• _Given records_:
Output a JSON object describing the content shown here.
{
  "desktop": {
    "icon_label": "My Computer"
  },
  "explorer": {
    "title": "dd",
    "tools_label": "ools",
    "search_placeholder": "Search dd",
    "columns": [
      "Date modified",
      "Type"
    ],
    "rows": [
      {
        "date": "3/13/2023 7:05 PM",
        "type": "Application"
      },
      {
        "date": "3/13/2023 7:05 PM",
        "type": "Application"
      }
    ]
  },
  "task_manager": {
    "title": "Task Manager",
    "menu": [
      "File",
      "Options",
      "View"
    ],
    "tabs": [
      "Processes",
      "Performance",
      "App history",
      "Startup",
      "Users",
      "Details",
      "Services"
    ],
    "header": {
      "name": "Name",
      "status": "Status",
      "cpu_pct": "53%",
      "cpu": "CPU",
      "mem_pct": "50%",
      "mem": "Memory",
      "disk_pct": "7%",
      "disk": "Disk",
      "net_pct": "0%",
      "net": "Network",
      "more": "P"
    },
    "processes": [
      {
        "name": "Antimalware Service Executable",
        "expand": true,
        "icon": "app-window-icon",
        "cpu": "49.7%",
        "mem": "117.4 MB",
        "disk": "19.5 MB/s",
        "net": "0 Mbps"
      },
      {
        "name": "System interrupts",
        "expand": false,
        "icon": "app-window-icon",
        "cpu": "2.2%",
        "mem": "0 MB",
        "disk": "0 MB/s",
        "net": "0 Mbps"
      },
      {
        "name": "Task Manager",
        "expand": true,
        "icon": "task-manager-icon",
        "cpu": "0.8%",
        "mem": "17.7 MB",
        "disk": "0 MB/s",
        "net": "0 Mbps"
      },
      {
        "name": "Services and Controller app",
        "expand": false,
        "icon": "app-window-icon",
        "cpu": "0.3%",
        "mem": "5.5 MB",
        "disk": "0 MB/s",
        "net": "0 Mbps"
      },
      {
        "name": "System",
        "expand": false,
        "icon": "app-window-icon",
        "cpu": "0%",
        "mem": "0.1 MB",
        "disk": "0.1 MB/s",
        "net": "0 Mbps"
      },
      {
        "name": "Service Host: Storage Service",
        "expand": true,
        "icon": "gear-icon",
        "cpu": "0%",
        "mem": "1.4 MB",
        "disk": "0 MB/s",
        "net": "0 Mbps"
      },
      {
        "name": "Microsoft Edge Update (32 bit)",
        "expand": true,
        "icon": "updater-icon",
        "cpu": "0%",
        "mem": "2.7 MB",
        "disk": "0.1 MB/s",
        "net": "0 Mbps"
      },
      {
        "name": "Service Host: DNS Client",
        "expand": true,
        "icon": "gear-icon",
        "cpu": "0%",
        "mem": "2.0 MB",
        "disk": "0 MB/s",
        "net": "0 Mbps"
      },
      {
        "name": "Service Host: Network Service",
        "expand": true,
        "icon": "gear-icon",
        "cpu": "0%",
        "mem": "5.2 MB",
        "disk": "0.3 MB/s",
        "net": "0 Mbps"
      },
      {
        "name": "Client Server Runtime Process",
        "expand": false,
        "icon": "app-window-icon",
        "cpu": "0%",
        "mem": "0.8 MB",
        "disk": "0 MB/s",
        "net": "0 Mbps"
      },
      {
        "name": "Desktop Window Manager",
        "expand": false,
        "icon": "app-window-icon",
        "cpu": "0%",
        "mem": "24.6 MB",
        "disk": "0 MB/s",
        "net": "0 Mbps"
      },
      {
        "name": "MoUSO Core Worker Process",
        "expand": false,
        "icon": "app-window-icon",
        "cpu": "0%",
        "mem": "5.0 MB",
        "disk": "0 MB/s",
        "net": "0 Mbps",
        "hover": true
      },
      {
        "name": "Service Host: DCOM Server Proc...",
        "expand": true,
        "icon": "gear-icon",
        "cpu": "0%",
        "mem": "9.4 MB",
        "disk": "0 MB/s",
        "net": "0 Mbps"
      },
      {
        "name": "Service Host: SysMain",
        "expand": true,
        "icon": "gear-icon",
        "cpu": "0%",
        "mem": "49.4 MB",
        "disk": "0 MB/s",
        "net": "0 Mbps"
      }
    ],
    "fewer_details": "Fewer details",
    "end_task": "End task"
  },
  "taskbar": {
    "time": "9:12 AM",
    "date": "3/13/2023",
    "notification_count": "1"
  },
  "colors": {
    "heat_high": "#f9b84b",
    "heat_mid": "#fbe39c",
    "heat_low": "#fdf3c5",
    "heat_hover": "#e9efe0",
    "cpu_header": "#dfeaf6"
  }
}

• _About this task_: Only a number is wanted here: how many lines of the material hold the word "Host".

• _Result_: 5